There are many things in a construction project that can cost you money. Going over-budget, having equipment breakdowns, and battling the weather can all result in lost time and revenue. While you can’t always plan for these things, you can create a risk management strategy that will help prepare you and your team for these scenarios. Risk management also helps reduce the potential injuries that could occur, protecting your employees and anyone who happens to be visiting the job site.
But risk management does require investing some time and resources into analyzing potential risks and determining the appropriate response to each. You may find yourself facing a wide range of risks—which do you prioritize? How do you appropriately manage many different risks that may be spread over a number of different types of issues?

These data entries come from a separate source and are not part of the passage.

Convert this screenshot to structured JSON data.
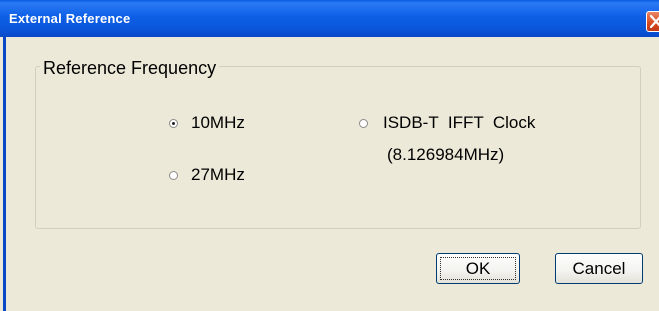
{
  "window": {
    "title": "External Reference"
  },
  "group": {
    "label": "Reference Frequency"
  },
  "options": [
    {
      "label": "10MHz",
      "selected": true
    },
    {
      "label": "27MHz",
      "selected": false
    },
    {
      "label": "ISDB-T  IFFT  Clock",
      "sublabel": "(8.126984MHz)",
      "selected": false
    }
  ],
  "buttons": {
    "ok": "OK",
    "cancel": "Cancel"
  },
  "colors": {
    "titlebar": "#0a56d9",
    "face": "#ece9d8",
    "close": "#d84a1f"
  }
}
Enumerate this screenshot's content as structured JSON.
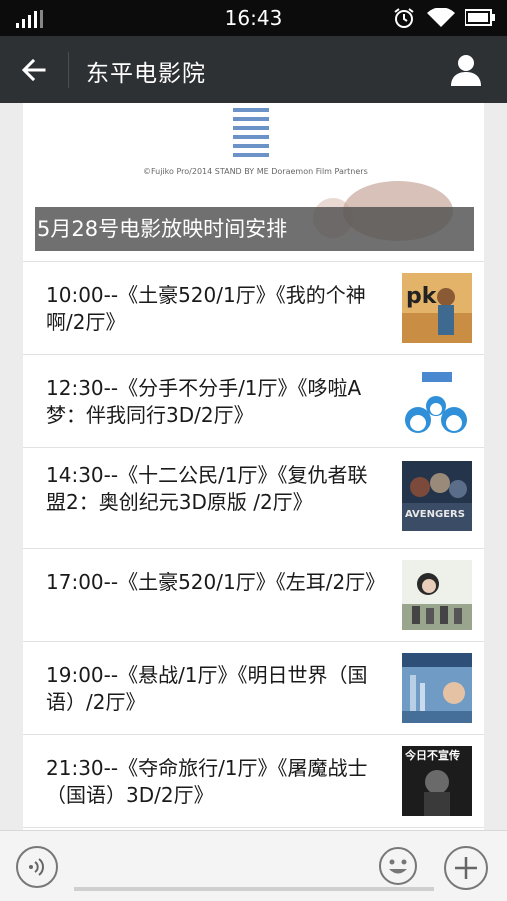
{
  "status_bar": {
    "time": "16:43"
  },
  "nav": {
    "title": "东平电影院"
  },
  "article": {
    "cover_caption": "5月28号电影放映时间安排",
    "cover_credit": "©Fujiko Pro/2014 STAND BY ME Doraemon Film Partners"
  },
  "schedule": [
    {
      "text": "10:00--《土豪520/1厅》《我的个神啊/2厅》",
      "thumb_icon": "pk-poster-icon"
    },
    {
      "text": "12:30--《分手不分手/1厅》《哆啦A梦：伴我同行3D/2厅》",
      "thumb_icon": "doraemon-poster-icon"
    },
    {
      "text": "14:30--《十二公民/1厅》《复仇者联盟2：奥创纪元3D原版 /2厅》",
      "thumb_icon": "avengers-poster-icon",
      "thumb_label": "AVENGERS"
    },
    {
      "text": "17:00--《土豪520/1厅》《左耳/2厅》",
      "thumb_icon": "left-ear-poster-icon"
    },
    {
      "text": "19:00--《悬战/1厅》《明日世界（国语）/2厅》",
      "thumb_icon": "tomorrowland-poster-icon"
    },
    {
      "text": "21:30--《夺命旅行/1厅》《屠魔战士（国语）3D/2厅》",
      "thumb_icon": "i-frankenstein-poster-icon",
      "thumb_label": "今日不宣传"
    }
  ],
  "input_bar": {
    "voice_icon": "voice-icon",
    "emoji_icon": "emoji-icon",
    "plus_icon": "plus-icon"
  },
  "colors": {
    "nav_bg": "#2d3134",
    "status_bg": "#0c0c0c",
    "page_bg": "#ececec"
  }
}
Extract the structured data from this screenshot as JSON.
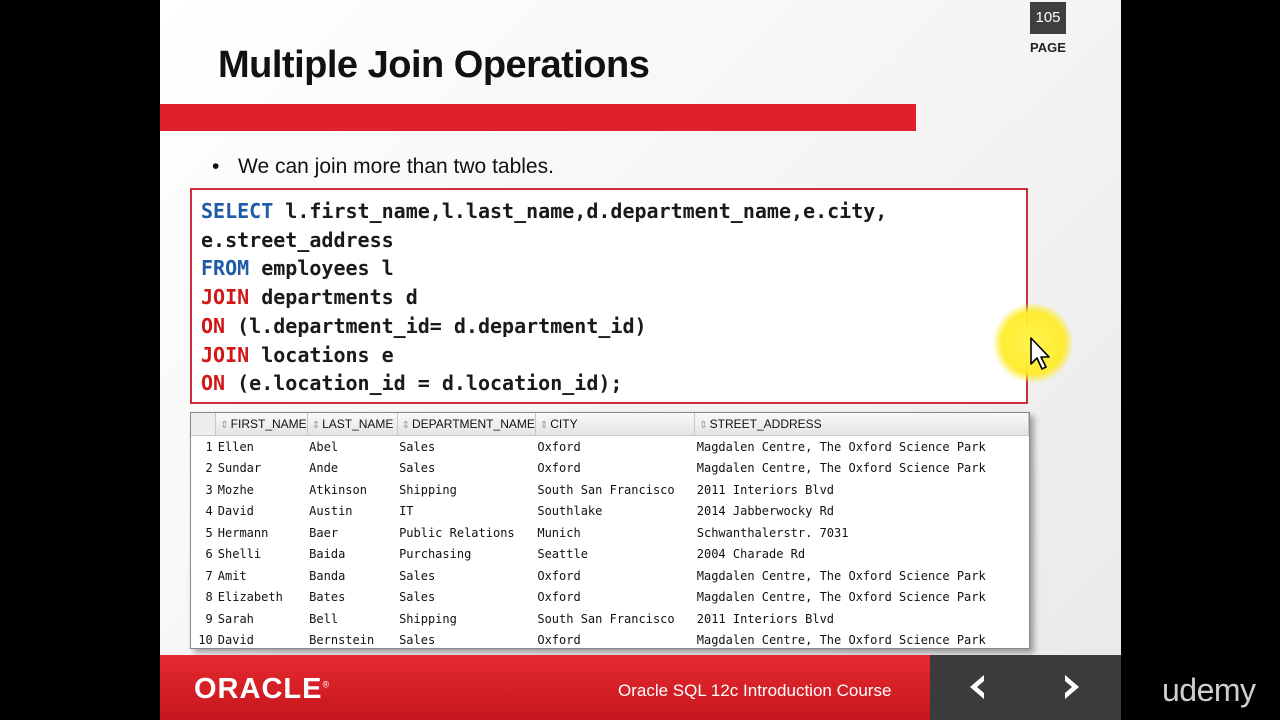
{
  "page": {
    "number": "105",
    "label": "PAGE"
  },
  "slide": {
    "title": "Multiple Join Operations",
    "bullet": "We can join more than two tables."
  },
  "code": {
    "line1_kw": "SELECT",
    "line1_rest": " l.first_name,l.last_name,d.department_name,e.city,",
    "line2": "e.street_address",
    "line3_kw": "FROM",
    "line3_rest": " employees l",
    "line4_kw": "JOIN",
    "line4_rest": " departments d",
    "line5_kw": "ON",
    "line5_rest": " (l.department_id= d.department_id)",
    "line6_kw": "JOIN",
    "line6_rest": " locations e",
    "line7_kw": "ON",
    "line7_rest": " (e.location_id = d.location_id);"
  },
  "result": {
    "columns": [
      "FIRST_NAME",
      "LAST_NAME",
      "DEPARTMENT_NAME",
      "CITY",
      "STREET_ADDRESS"
    ],
    "rows": [
      [
        "1",
        "Ellen",
        "Abel",
        "Sales",
        "Oxford",
        "Magdalen Centre, The Oxford Science Park"
      ],
      [
        "2",
        "Sundar",
        "Ande",
        "Sales",
        "Oxford",
        "Magdalen Centre, The Oxford Science Park"
      ],
      [
        "3",
        "Mozhe",
        "Atkinson",
        "Shipping",
        "South San Francisco",
        "2011 Interiors Blvd"
      ],
      [
        "4",
        "David",
        "Austin",
        "IT",
        "Southlake",
        "2014 Jabberwocky Rd"
      ],
      [
        "5",
        "Hermann",
        "Baer",
        "Public Relations",
        "Munich",
        "Schwanthalerstr. 7031"
      ],
      [
        "6",
        "Shelli",
        "Baida",
        "Purchasing",
        "Seattle",
        "2004 Charade Rd"
      ],
      [
        "7",
        "Amit",
        "Banda",
        "Sales",
        "Oxford",
        "Magdalen Centre, The Oxford Science Park"
      ],
      [
        "8",
        "Elizabeth",
        "Bates",
        "Sales",
        "Oxford",
        "Magdalen Centre, The Oxford Science Park"
      ],
      [
        "9",
        "Sarah",
        "Bell",
        "Shipping",
        "South San Francisco",
        "2011 Interiors Blvd"
      ],
      [
        "10",
        "David",
        "Bernstein",
        "Sales",
        "Oxford",
        "Magdalen Centre, The Oxford Science Park"
      ]
    ]
  },
  "footer": {
    "logo": "ORACLE",
    "logo_mark": "®",
    "course": "Oracle SQL 12c Introduction Course",
    "prev_icon": "chevron-left-icon",
    "next_icon": "chevron-right-icon"
  },
  "watermark": "udemy",
  "colors": {
    "accent_red": "#e0202a",
    "keyword_blue": "#1d5aa8",
    "keyword_red": "#d01818",
    "nav_bg": "#3b3b3b"
  }
}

Classify the Risk
The first thing you need to do when you identify a risk is to classify it. In the construction industry, risks can be classified into one of three categories: financial risks, schedule risks, and design risks. If you don’t classify your risks, it can be quite difficult to determine how to deal with that risk or what the risk could affect.
The financial risks are anything that could cost you to go over budget or lose a significant amount of money. For example, if necessary equipment were to break down in the middle of a job, paying to have that equipment repaired quickly or replaced could cost you a significant amount of money. Failing to secure the correct permits could also be a financial risk if you were to be subjected to a large fine due to the lack of correct paperwork.
Schedule risks are those risks that would primarily affect your timetable. Unexpected weather that prevents your team from doing any work on a project for over a week would be a risk that falls under this category.
Design risks are any type of risk that pertains to the overall design of a project. One example of this type of risk would be disagreements with clients that prevent you from finalizing the overall design before construction is due to begin. You can risk starting on some parts of the project before the final design is done.
The Top 5 Construction Risks
In the construction industry, there are a number of different risks that can impact your company financially, put you behind schedule, or cause issues with your project’s design. Some of these risks, however, are much more prevalent than others. Here are the top five risks you’re likely to run into:
You’re always going to face safety risks and hazards in the construction industry. The best way to reduce these risks is to make certain that your crew is aware of all the required safety regulations and always follows them. This includes being aware of any of their fellow employees who may not speak English as their first language. While these employees may be very good at their jobs, they may not always understand the risks or dangers due to a language barrier. By providing dual language signage and other support, you can help reduce these risks.
Another risk you may face is a lack of qualified workers. While this is almost always a challenge for construction companies, it’s not always easy to find the skilled workers you need to meet those demands. More than half of the construction contractors have said that they’ve had trouble finding skilled employees. That leaves you the choice of hiring those who may not do the job as well as you would like or turning down work because you don’t have the crew.
Poor Work Conditions and Related Issues
Another risk you’re likely to face is poor work conditions. These issues could be related to the weather or to seasonal difficulties. For example, your risk of dealing with harsh weather increases in the winter, especially if you’re in the northern part of the country. Always factor in the risks of weather when you’re preparing a budget and a timetable.
Lack of Documentation
When you don’t have the proper documents needed for constructing a building or any other project, it’s going to cause issues. Many people might assume the days of using paper blueprints and other documents are over, but as many as 40 percent of modern construction crews still make use of paper documents. If one of those documents gets lost, work could grind to a halt while you wait for another copy. Make certain you have all the documents on hand that you need and consider switching to a digital format if that’s an option for you.
Is there room for errors in your reporting? If you have inaccurate reports, you may not actually know if your project came in under budget or when your equipment needs maintenance. Reporting is one of the most important ways of keeping on top of errors and mistakes made. Without accurate reports, your risks greatly increase.
Dealing with Risks
You’ll always have to deal with these five risks plus others, but you don’t have to do it alone. While there’s uncertainty involved in everything, having a partner with experience in risk assessment and mitigation can help. Contact Small Business Growth Partners today to learn how they can help you.